Zebra Mussels Meeting Held In PIttsfield
Pittsfield, MA – The Massachusetts Department of Conservation and Recreation held their first public meeting Wednesday afternoon on the issue of the zebra mussel infestation in a Berkshire County lake. WAMC's Berkshire Bureau Chief Charlie Deitz was there.
Laurel Lake in Lee is the first fresh water body in the state to encounter a zebra mussel infestation, and it's also the first lake that had its public boat ramp closed by the state so the DCR can assess the problem. That measure was taken on July 8th. Since then, associations representing lakes and ponds through out the county have sought to have their own public ramps closed to prevent a further infestation of Berkshire water bodies.
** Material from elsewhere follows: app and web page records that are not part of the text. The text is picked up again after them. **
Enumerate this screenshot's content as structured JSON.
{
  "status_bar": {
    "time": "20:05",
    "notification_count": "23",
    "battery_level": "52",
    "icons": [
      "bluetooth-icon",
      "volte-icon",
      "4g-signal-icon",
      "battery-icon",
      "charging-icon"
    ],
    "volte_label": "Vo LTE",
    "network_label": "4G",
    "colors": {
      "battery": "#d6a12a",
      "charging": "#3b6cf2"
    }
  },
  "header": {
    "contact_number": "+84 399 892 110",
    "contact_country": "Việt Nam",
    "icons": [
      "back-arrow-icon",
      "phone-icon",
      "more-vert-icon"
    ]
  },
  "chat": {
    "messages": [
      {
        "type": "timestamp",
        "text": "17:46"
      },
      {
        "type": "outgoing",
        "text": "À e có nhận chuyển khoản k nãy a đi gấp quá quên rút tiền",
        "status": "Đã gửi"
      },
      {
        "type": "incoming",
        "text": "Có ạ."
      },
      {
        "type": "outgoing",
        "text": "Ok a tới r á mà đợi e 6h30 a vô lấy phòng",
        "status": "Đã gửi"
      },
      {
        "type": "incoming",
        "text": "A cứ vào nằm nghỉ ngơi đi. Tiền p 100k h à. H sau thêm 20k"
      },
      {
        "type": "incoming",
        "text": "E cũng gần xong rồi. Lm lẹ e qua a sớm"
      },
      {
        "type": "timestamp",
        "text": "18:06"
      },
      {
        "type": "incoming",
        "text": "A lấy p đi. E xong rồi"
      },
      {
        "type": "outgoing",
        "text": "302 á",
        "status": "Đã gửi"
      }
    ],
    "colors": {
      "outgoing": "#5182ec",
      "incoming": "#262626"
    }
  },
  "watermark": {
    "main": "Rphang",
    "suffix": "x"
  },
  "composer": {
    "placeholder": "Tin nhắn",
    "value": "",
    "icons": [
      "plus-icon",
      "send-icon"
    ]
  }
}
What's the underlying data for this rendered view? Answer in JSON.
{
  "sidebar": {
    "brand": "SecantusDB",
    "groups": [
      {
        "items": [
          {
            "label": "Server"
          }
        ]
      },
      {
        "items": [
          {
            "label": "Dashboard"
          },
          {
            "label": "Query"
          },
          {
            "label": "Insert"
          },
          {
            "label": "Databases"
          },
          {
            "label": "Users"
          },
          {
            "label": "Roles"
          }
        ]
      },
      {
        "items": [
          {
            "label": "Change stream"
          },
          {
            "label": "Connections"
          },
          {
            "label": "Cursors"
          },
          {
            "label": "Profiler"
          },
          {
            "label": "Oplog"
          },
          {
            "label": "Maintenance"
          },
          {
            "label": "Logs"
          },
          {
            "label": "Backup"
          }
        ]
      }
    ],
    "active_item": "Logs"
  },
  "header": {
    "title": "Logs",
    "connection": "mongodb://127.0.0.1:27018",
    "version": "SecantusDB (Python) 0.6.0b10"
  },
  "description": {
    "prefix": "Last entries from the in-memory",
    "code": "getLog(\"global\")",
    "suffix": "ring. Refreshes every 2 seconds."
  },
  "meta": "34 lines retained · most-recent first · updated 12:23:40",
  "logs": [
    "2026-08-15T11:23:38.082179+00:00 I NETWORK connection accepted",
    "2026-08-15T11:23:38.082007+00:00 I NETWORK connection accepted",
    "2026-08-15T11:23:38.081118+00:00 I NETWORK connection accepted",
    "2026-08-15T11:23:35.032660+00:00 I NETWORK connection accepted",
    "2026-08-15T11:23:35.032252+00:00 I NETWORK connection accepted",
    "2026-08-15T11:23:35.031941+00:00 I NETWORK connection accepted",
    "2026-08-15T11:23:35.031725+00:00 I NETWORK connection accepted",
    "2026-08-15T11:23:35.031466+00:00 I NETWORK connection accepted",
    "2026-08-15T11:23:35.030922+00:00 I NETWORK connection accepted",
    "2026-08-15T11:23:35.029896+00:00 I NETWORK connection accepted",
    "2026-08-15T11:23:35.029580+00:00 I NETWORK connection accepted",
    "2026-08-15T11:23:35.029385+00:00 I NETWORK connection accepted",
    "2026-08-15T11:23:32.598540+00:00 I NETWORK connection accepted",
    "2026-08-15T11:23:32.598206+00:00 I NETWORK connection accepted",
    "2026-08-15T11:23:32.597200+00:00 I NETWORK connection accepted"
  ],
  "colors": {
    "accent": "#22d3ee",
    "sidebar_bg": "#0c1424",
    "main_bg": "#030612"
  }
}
The state says no.
Jack Shepard - Director of the office of fishing and boating access - was speaking to a crowd of over 150 people in the city council chambers in Pittsfield city hall. The attendees overflowed into the adjoining hallways where tv's were set up so they could watch the proceedings. Tom Flannery from the DCR had spent the previous 2 days scuba diving laurel lake to get an assessment of the zebra mussel infestation, he says they are firmly established in some parts.
Laurel Lake's public ramp is closed for up to 45 days for a full assessment and report. According to Flannery, there's not much to be done once the species establishes itself.
Zebra mussels have their name because of their tan and brown striping, they're about as big as a fingernail, and can attach to almost anything. Flannery gave a slideshow presentation showing the mussels making habitats out of bouies, anchors, and even the backs of lobsters. He says the financial impact is significant as well, relating a story about some power plants on Lake Erie that had to shut down in 2007.
The mussel is also known to be a filter feeder, siphoning through about 1 liter per day , which clears out the water column, and allows plants to establish themselves at much deeper levels through out the lake. Community members like Matt Millillo from the Richmond pond association, want extreme measures taken to prevent other lakes in the region to become infested. Andrew Madden from Mass Wildlife says the mussel has so many different ways to penetrate a lake, that closing the lakes won't stop it.
The state encourages a comprehensive education and prevention strategy to keep the mussels out of unaffected lakes. Madden says that infested water bodies still manage to support a healthy recreation and commerce.
The DCR has also decided to close the Quabbin reservoir's public boat ramp as a precautionary measure, as the reservoir is the main water supply for over 2 million residents. There is no threat to drinking water but the agency wants to complete a full assessment this summer. Also, State Senator Ben Downing filed legislation on beacon hill Wednesday afternoon that prohibits vessels from launching if they were exposed within 30 days, and have not completed a thorough cleaning. Most recently, the town of Richmond re-opened its public boat ramp to comply with the department of fishing and boating access.